──────── Data supplied

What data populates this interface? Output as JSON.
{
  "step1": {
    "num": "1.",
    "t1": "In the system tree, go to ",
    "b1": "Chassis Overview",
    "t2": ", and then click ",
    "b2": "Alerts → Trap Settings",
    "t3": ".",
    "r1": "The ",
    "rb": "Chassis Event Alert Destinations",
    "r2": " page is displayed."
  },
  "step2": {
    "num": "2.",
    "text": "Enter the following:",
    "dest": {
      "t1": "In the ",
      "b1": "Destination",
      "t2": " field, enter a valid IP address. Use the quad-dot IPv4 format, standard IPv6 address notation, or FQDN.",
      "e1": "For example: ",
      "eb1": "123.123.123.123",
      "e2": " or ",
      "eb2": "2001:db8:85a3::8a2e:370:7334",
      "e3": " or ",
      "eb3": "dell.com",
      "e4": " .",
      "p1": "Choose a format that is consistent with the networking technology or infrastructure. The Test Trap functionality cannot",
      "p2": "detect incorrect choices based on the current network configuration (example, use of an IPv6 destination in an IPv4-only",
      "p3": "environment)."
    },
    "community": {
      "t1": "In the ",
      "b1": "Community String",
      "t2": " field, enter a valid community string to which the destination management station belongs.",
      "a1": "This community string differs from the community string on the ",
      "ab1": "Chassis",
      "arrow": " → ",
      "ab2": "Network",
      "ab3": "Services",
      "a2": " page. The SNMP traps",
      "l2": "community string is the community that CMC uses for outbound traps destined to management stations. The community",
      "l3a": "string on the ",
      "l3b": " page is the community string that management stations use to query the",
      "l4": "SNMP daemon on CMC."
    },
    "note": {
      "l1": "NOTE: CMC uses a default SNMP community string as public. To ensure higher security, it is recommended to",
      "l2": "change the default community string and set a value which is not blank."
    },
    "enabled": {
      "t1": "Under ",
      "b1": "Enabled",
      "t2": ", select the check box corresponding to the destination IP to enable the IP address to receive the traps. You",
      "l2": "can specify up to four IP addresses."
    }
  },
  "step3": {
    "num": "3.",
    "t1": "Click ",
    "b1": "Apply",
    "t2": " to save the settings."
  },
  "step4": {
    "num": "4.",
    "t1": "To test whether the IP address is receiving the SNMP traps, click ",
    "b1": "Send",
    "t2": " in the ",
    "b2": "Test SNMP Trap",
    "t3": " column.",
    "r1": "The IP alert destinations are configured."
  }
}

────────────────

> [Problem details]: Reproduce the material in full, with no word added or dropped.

> [Written response]:
What data populates this interface? Output as JSON.
{
  "step1": {
    "num": "1.",
    "t1": "In the system tree, go to ",
    "b1": "Chassis Overview",
    "t2": ", and then click ",
    "b2": "Alerts → Trap Settings",
    "t3": ".",
    "r1": "The ",
    "rb": "Chassis Event Alert Destinations",
    "r2": " page is displayed."
  },
  "step2": {
    "num": "2.",
    "text": "Enter the following:",
    "dest": {
      "t1": "In the ",
      "b1": "Destination",
      "t2": " field, enter a valid IP address. Use the quad-dot IPv4 format, standard IPv6 address notation, or FQDN.",
      "e1": "For example: ",
      "eb1": "123.123.123.123",
      "e2": " or ",
      "eb2": "2001:db8:85a3::8a2e:370:7334",
      "e3": " or ",
      "eb3": "dell.com",
      "e4": " .",
      "p1": "Choose a format that is consistent with the networking technology or infrastructure. The Test Trap functionality cannot",
      "p2": "detect incorrect choices based on the current network configuration (example, use of an IPv6 destination in an IPv4-only",
      "p3": "environment)."
    },
    "community": {
      "t1": "In the ",
      "b1": "Community String",
      "t2": " field, enter a valid community string to which the destination management station belongs.",
      "a1": "This community string differs from the community string on the ",
      "ab1": "Chassis",
      "arrow": " → ",
      "ab2": "Network",
      "ab3": "Services",
      "a2": " page. The SNMP traps",
      "l2": "community string is the community that CMC uses for outbound traps destined to management stations. The community",
      "l3a": "string on the ",
      "l3b": " page is the community string that management stations use to query the",
      "l4": "SNMP daemon on CMC."
    },
    "note": {
      "l1": "NOTE: CMC uses a default SNMP community string as public. To ensure higher security, it is recommended to",
      "l2": "change the default community string and set a value which is not blank."
    },
    "enabled": {
      "t1": "Under ",
      "b1": "Enabled",
      "t2": ", select the check box corresponding to the destination IP to enable the IP address to receive the traps. You",
      "l2": "can specify up to four IP addresses."
    }
  },
  "step3": {
    "num": "3.",
    "t1": "Click ",
    "b1": "Apply",
    "t2": " to save the settings."
  },
  "step4": {
    "num": "4.",
    "t1": "To test whether the IP address is receiving the SNMP traps, click ",
    "b1": "Send",
    "t2": " in the ",
    "b2": "Test SNMP Trap",
    "t3": " column.",
    "r1": "The IP alert destinations are configured."
  }
}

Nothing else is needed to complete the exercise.